If you’re just getting started with your business, don’t be fooled into thinking you need to pay for a costly SEO agency before your website starts showing up on Google. When you’re working with a limited (or even non-existent) marketing budget, there’s a lot of stuff you can do with your own two hands to improve your organic traffic.
Here’s what SEO agencies won’t tell you
The easiest way to get to the top of the search results is to publish a lot of great quality content, and most SEO agencies can’t do that. They’ve probably got a bunch of SEO copywriters who can churn out low-quality blog posts stuffed with all the right keywords for your industry, but that’s not going to help you when all your competitors are doing the exact same thing.
I’ll try to make this as simple as possible. For a website to perform well in search engine results, you need two things:
- Content (blog posts, landing pages, video, images) that’s highly relevant to what your business does, so that when Google looks at your website it can form a clear picture of what your business is all about.
- Links from other websites pointing to yours, and ideally those websites should also be highly relevant to what your business does, so that Google knows your website contains useful information (every link to your site from a third party is a vote of confidence).

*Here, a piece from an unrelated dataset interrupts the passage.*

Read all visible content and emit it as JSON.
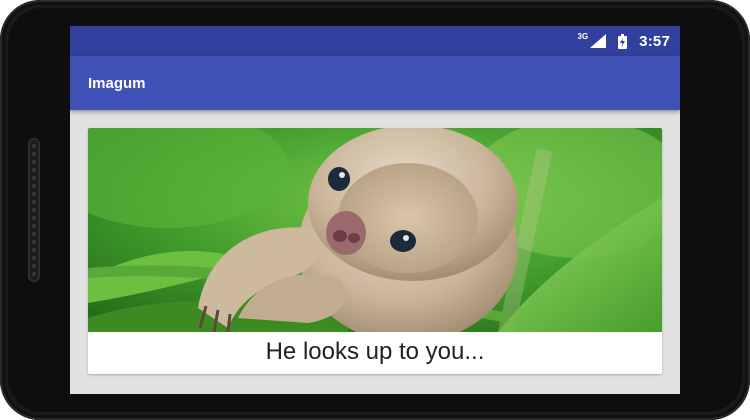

If your site is full of shitty, low-quality content that doesn’t provide people with anything useful, nobody is going to link to it.
On the other hand, if your website is full of really great quality articles and resources that people find helpful, they’re going to share it on social media and link to it from their own websites. And that creates a snowball effect, because the more your content gets shared, the more it gets seen, the more it gets shared.
So this is my mantra; the number one thing you should do to get your online business noticed is to create as much genuinely helpful content as you can, and never stop. Think about what problems your customers have, what questions are they asking, what advice are they looking for, what resources would be helpful to them, and give them answers.
Get that first part right, and the links will soon follow. At the very beginning you’ll need to do some work to get your content seen in the first place, but once your site starts to become established as a source of useful information, people will be able to find it much more easily.
But what about ‘technical SEO’?
When people talk about ‘technical SEO’ they generally mean ensuring that your website is properly structured so that it doesn’t have any technical problems that might stop it from performing well in search engines. These could be things like broken links, missing sitemaps, incorrect use of title tags, missing alt-text on images – and if all this stuff sounds complicated, it’s not, they can usually be fixed very easily.
I don’t want to downplay the importance of getting this right, but as far as I’m concerned technical SEO is a distant second to great quality content in terms of how you should prioritise your time. Good content will outweigh poor optimisation. That’s not to say you shouldn’t worry about it, but focus on the content first and try to fix technical issues whenever you can.
And the good news is that technical SEO doesn’t have to cost you anything – there are free tools that will help you spot any problems and tell you how to fix them. So long as your website is sensibly built and follows widely accepted standards and best practices, there’s not going to be much wrong with it from a technical perspective.
If you’re using WordPress as your blogging platform, just install the Yoast SEO plugin, and it will flag any problems with your blog, along with specific guidance for solving them right there in your WP dashboard. The basic plugin is free, and while premium features are available for more advanced users, the free version will make a big difference.
You should set up Google Search Console for your site, because this gives you clear information right from the horse’s mouth. As well as showing you exactly how your site is performing in Google, the Search Console will identify any major problems which are holding you back. I would trust Google’s advice above an SEO consultant every single time.
Also set up a free Ahrefs account for your site. This is a great SEO tool which also provides information about your site performance as well as highlighting any technical problems. Like Yoast, it’s a freemium product, the basic version provides everything you need to get started and there are more advanced options available when you need them.
The good news about technical SEO is that once you start using these tools and get used to seeing the kind of issues they flag up, you’ll learn very quickly what’s important to get right. Soon you won’t need to think about SEO at all because you’ll just bake it into your regular process when adding new content to your site.
Time is on your side
Earlier I said there are two things a site needs to perform well in search engines, good content and plenty of backlinks, but I missed one other important thing, time. It takes a while to build organic traffic, especially for brand new sites. It can take months for your content to start showing up in search results.
Anybody who tries to tell you they can give you fast SEO results is a liar. If you need quick results, the best thing you can do is invest money in Google Ads – then you’ll start getting traffic to your site almost immediately. But we’re focused on long term organic growth. This doesn’t cost you money, but it does cost you time and effort.
And the beauty of organic is that it keeps providing an ongoing return on investment. All that content you create, all the work you put into technical optimisation, and all the links that you earn with your content, that stuff will keep giving you web traffic for years to come.